Wellesley Professor Co-Curates Show Pairing Works by Munch and Warhol
Patricia Berman Co-curates Munch-Warhol Show for Scandinavia House, New York
Professor Patricia Berman has a busy schedule. She is the Theodora L. and Stanley H. Feldberg Professor of Art at Wellesley and chair of the Art Department, in addition to teaching at the University of Oslo, Norway. She has curated shows everywhere, from Wellesley’s own Davis Museum to the Museum of Modern Art in New York. She is one of the world’s foremost experts on Scandinavian art and late 19th-, 20th-, and 21st-century visual culture.
Her latest project is co-curating a new show at Scandinavia House in New York. Munch | Warhol and the Multiple Image pairs lithographs by Edvard Munch with large-scale screen prints by Andy Warhol. The exhibit is part of the worldwide Munch 150 event which celebrates the artist’s 150th birthday, and was opened in New York by Queen Sonja of Norway on April 27. Several of the works exhibited have not been shown in the United States before.

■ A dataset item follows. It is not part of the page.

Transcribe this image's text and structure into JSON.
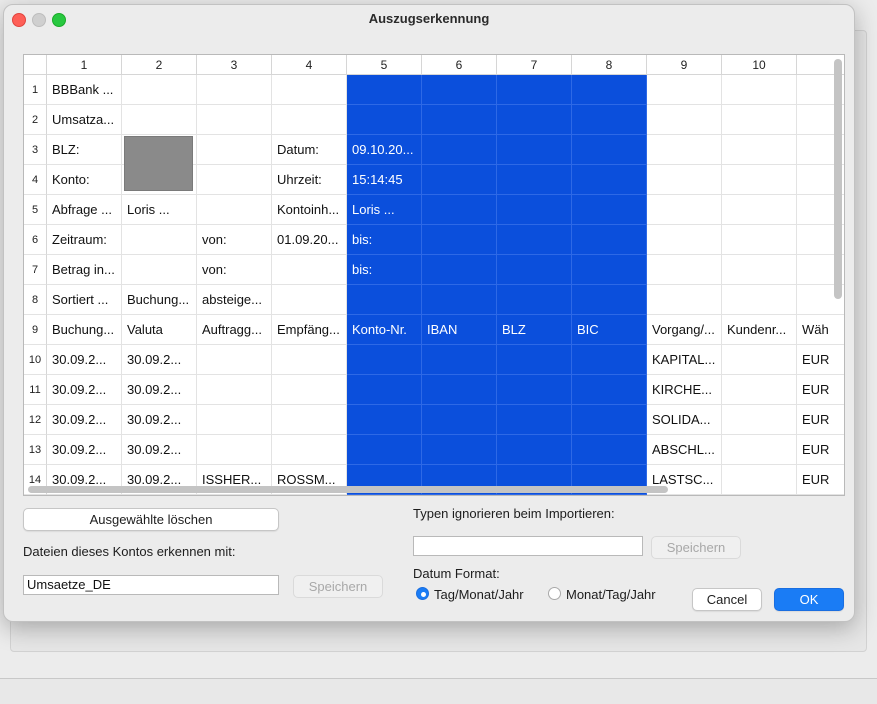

The two artists are not typically considered together. “You’d think they were on opposite ends of the universe,” said Professor Berman in an interview with New York’s NBC Channel 4. “The existentialist hero of the early 20th century, then Warhol, the American pop icon who’s always claiming to be so superficial while Munch was always claiming to be so anxious.”
Yet both artists considered similar subjects, and Warhol in particular was inspired by Munch’s work. As Professor Berman told Art Daily, “When Warhol was commissioned to appropriate Munch’s motifs, one master of repetition and multiplication took on another. His large-scale prints both parody and honor the Norwegian artist’s work, oscillating between surface and depth, experiment and production line, and disclosure and effacement.”
The exhibit has received widespread media coverage from The Huffington Post (where the exhibit is listed as one of the top arts events in New York) to Interview magazine (describing the exhibit as a “fresh perspective”), and Swedish-American newspaper Nordstjernan, among others.
“Art provides an arena to work out social issues and concerns that may not be negotiated elsewhere, that are unspoken or beyond words,” Professor Berman said in an interview that she and co-curator Pari Stave gave Kunstforum. “Art of various kinds delights, perplexes, challenges, offends, and gives solace. In interacting with works of art, you learn a great deal about your own boundaries of taste, belief, and imagination, and hopefully you are able to transcend them.”
The exhibit runs from April 27 to July 27 at Scandinavia House, 58 Park Avenue (at 38th Street), New York, N.Y. General admission is $5 and $3 for seniors and students with valid ID.
—Gabrielle Linnell '13